    • Mix - Controls the balance between the dry (fully left) and chorused signal (fully right).
  • Delay - Delay is an echo-based effect. Very short values of the delay time controls can produce a 'reverb' like sound while longer time settings are great for left-right 'ping-pong' effects.
    • vol - Controls the level of the delay echoes.
    • fb - Feedback controls the number of delay echoes.
    • time - Controls the spacing between the delay echoes. The control is tempo synced, watch the Hint Bar wile you adjust the time setting (delay values display in beats and beat fractions).
  • Reverb - Reverberation, simulates acoustic spaces. If you clap your hands in a bathroom and in a concert hall, the two sounds will be quite different. In enclosed spaces reflections overlap one another to create a 'reverberant' sound. Consider using delay to create the sense of space rather than reverb in a dense musical mix.
    • Reverb type - Select from a range of room sizes.
    • Vol - Volume controls the strength of the reverberant sound.
  • Comp - Select from compression, limiting and distortion effects. Harmless uses the Maximus compression engine.
    • Compression type - Compression increases the low-level parts of the sound reducing the dynamic range, and so, making it sound louder or whatever the 'Compression type' setting claims. The Limiting preset prevents the output from Harmless exceeding 0 dB (assuming its Mixer track and Channel setting volumes are at the defaults). When Limiting the Mix control is disabled. The remaining presets offer various compression 'flavors' as described by their names. Distortion does what it says. Set by ear.
    • Mix - Control the mix between the dry and effected signal. Right = 100% effected.

    NOTE: If the effects chain Harmless feeds into already has compression/limiting then don't use the internal effect.

CPU options

The switches to the right of the effects section provide options to trade audio quality for CPU efficiency.

  • Processing quality - Select from normal where everything is normal or high quality where the sonic beauty will make you weep with desire. Use high quality mode for better live quality on transients and very fast LFO's. Quality comes at the cost of CPU load. NOTE: Harmless uses ultra high quality when rendering, and no you can't have that for live use, unless you are using the VST version then it's available on the Hint Bar Options menu.
  • threaded - Allows multi-threading for improved multi-core CPU performance. Switching threading off may, in some cases, improve performance if the host's multithreading is more efficient than the plugins own.

About Harmless (?)

  • ? - Shows the about screen.
  • Keyboard - Open/close the preview keyboard.

Special note colors

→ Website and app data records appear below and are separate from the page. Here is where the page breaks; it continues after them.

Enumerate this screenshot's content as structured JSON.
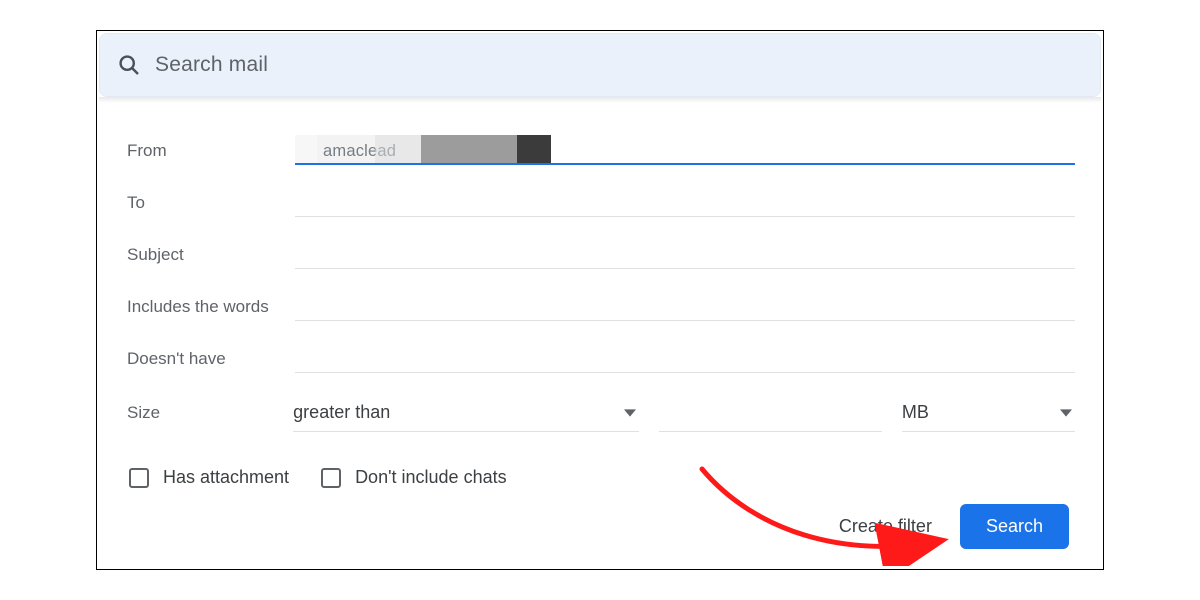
{
  "searchbar": {
    "placeholder": "Search mail",
    "icon": "search-icon"
  },
  "form": {
    "from": {
      "label": "From",
      "value": "amaclead"
    },
    "to": {
      "label": "To",
      "value": ""
    },
    "subject": {
      "label": "Subject",
      "value": ""
    },
    "includes": {
      "label": "Includes the words",
      "value": ""
    },
    "excludes": {
      "label": "Doesn't have",
      "value": ""
    },
    "size": {
      "label": "Size",
      "comparator": "greater than",
      "amount": "",
      "unit": "MB"
    },
    "has_attachment": {
      "label": "Has attachment",
      "checked": false
    },
    "exclude_chats": {
      "label": "Don't include chats",
      "checked": false
    }
  },
  "footer": {
    "create_filter": "Create filter",
    "search": "Search"
  },
  "annotation": {
    "arrow_target": "create-filter"
  },
  "colors": {
    "accent": "#1a73e8",
    "searchbar_bg": "#eaf1fb",
    "text_muted": "#5f6368"
  }
}
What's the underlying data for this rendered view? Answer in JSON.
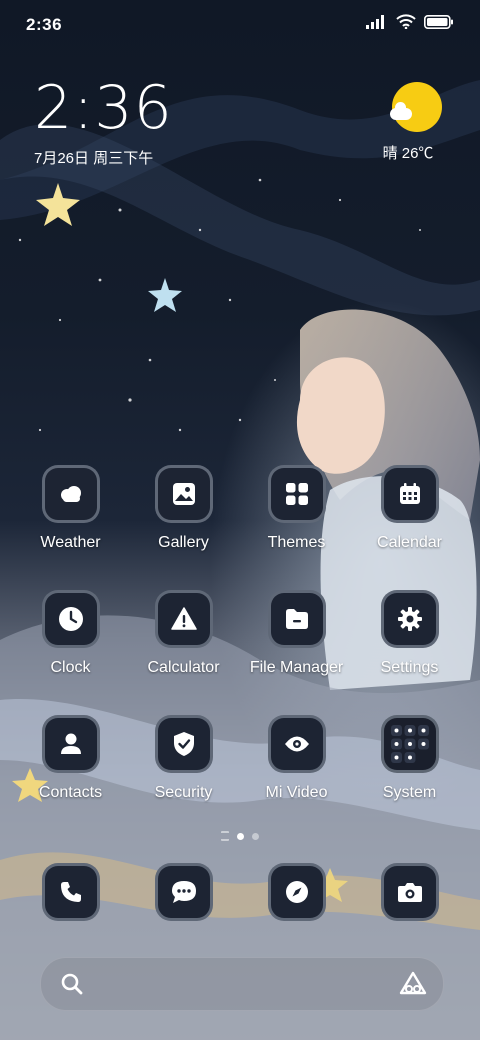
{
  "status_bar": {
    "time": "2:36"
  },
  "lock_clock": {
    "time": "2:36",
    "date": "7月26日 周三下午"
  },
  "weather_widget": {
    "text": "晴 26℃",
    "sun_color": "#f7cc13"
  },
  "apps": [
    {
      "label": "Weather",
      "icon": "weather-icon"
    },
    {
      "label": "Gallery",
      "icon": "gallery-icon"
    },
    {
      "label": "Themes",
      "icon": "themes-icon"
    },
    {
      "label": "Calendar",
      "icon": "calendar-icon"
    },
    {
      "label": "Clock",
      "icon": "clock-icon"
    },
    {
      "label": "Calculator",
      "icon": "calculator-icon"
    },
    {
      "label": "File Manager",
      "icon": "file-manager-icon"
    },
    {
      "label": "Settings",
      "icon": "settings-icon"
    },
    {
      "label": "Contacts",
      "icon": "contacts-icon"
    },
    {
      "label": "Security",
      "icon": "security-icon"
    },
    {
      "label": "Mi Video",
      "icon": "mi-video-icon"
    },
    {
      "label": "System",
      "icon": "system-folder-icon"
    }
  ],
  "dock": [
    {
      "icon": "phone-icon"
    },
    {
      "icon": "messages-icon"
    },
    {
      "icon": "browser-icon"
    },
    {
      "icon": "camera-icon"
    }
  ],
  "page_indicator": {
    "pages": 2,
    "active": 1
  },
  "search_bar": {
    "left_icon": "search-icon",
    "right_icon": "assistant-icon"
  }
}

The native FL Studio version of Harmless responds to MIDI note colors 14, 15 and 16 as follows:

  • MIDI Channel 14 - Invert legato state, mono (slide) override, use in conjunction with MIDI Channel color 1.
  • MIDI Channel 15 - Invert portamento state, use in conjunction with MIDI Channel color 1.
  • MIDI Channel 16 - Filter cutoff frequency. The absolute frequency is based on a defaulted (middle) filter freq knob setting. The note does not play on its own.

NOTE: Click on the colors OR text to select.

Plugin Credits

Code & GUI: Didier Dambrin.